We have to quit assigning blame (the illness or the person) and advocate for better mental health awareness, education, and care. That means better access to counseling and medication. It means talking about depression instead of sweeping it under the rug or pretending it doesn’t really afflict Christians. We need to stop separating the body and soul like contemporary Gnostics or dualists. It stigmatizes those who aren’t able to completely control their mental health. The mind is a part of the body as much as a broken bone is a part of the body, and both the body and the soul make up the person. We can’t divide ourselves. When we’re depressed we aren’t spiritual failures. We’re normal people—with depression.
If we want to handle this in a “spiritual” way, as followers of Jesus in his kingdom, then that means we must care for the physical needs of those who are depressed. We have to care to check on our friends more consistently and patiently. Walking with friends and family through depression might be hard, but in doing so, you are bearing their burdens with them. It might not feel like it’s doing anything and only wearing you down, but it’s making their burden lighter. Where they feel alone (even if they are choosing it themselves) or hopeless or numb or empty, you struggle with them. You don’t absorb the same feelings, but you travel that valley alongside them.
I don’t mean to oversimplify the difficulties of depression by suggesting a friend will make it all go away. But it’s a start. And it’s the most Jesus-like (read: the most “spiritual”) thing many of us can do for them in those seasons. Guilting them into joy (as one prominent blogger suggested) won’t solve a thing and is the opposite of the way of Jesus. Truly walking with people who are depressed even when they can’t find joy, communicates that they are loved and valued and important. The Lord is near to the broken-hearted; we should be, too.
I don’t know why my roommate decided to check on me every day. I assume it’s because he cared about me. He could’ve easily gotten bored or angry or resentful or frustrated or indifferent with all of my rejections at the door.
But he never gave up on me.

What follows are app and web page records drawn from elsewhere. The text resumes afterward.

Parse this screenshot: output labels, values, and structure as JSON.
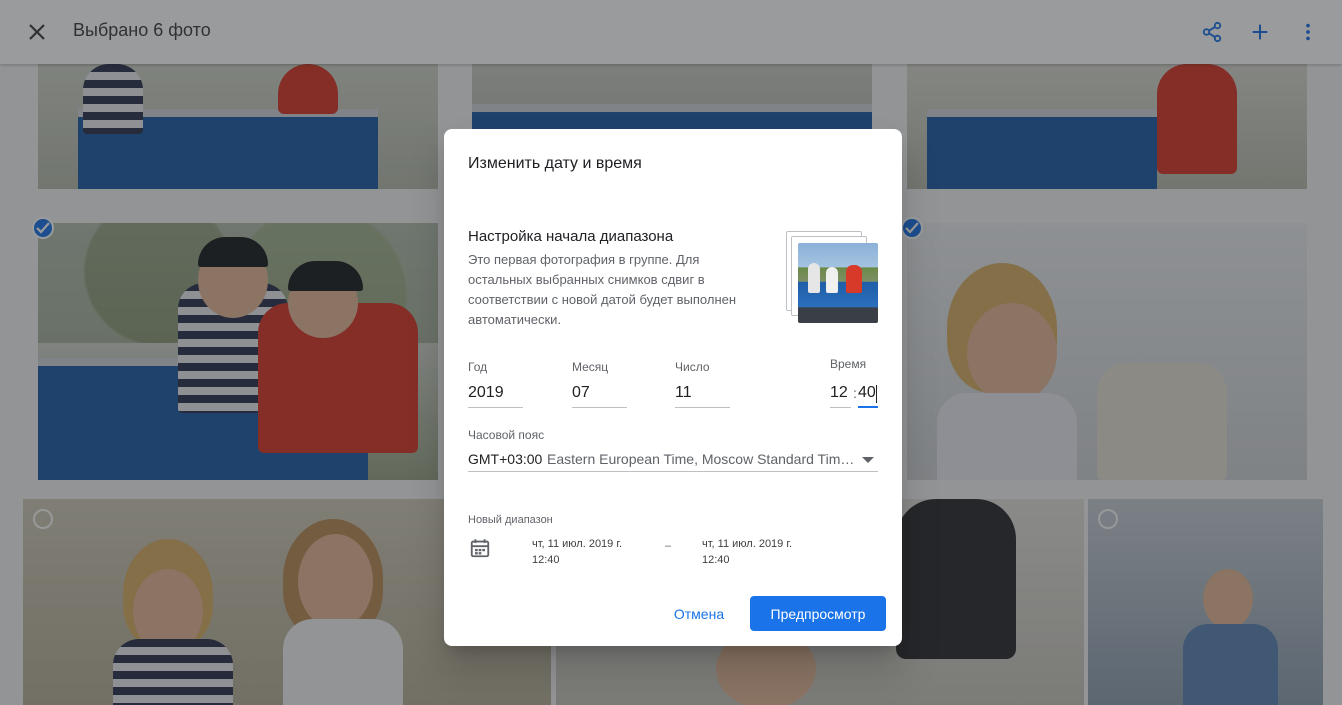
{
  "topbar": {
    "title": "Выбрано 6 фото",
    "icons": [
      "close-icon",
      "share-icon",
      "add-icon",
      "more-vert-icon"
    ]
  },
  "gallery": {
    "selection": [
      "selected",
      "selected",
      "unselected",
      "unselected"
    ]
  },
  "dialog": {
    "title": "Изменить дату и время",
    "subtitle": "Настройка начала диапазона",
    "description": "Это первая фотография в группе. Для остальных выбранных снимков сдвиг в соответствии с новой датой будет выполнен автоматически.",
    "fields": {
      "year": {
        "label": "Год",
        "value": "2019"
      },
      "month": {
        "label": "Месяц",
        "value": "07"
      },
      "day": {
        "label": "Число",
        "value": "11"
      },
      "time": {
        "label": "Время",
        "hours": "12",
        "separator": ":",
        "minutes": "40"
      }
    },
    "timezone": {
      "label": "Часовой пояс",
      "offset": "GMT+03:00",
      "name": "Eastern European Time, Moscow Standard Time…"
    },
    "new_range": {
      "label": "Новый диапазон",
      "start_date": "чт, 11 июл. 2019 г.",
      "start_time": "12:40",
      "separator": "–",
      "end_date": "чт, 11 июл. 2019 г.",
      "end_time": "12:40"
    },
    "buttons": {
      "cancel": "Отмена",
      "preview": "Предпросмотр"
    },
    "colors": {
      "accent": "#1a73e8"
    }
  }
}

That sounds like the gospel to me.
If you or someone you love is considering suicide, you can find help at 1 (800) 273-TALK with the National Suicide Prevention Lifeline.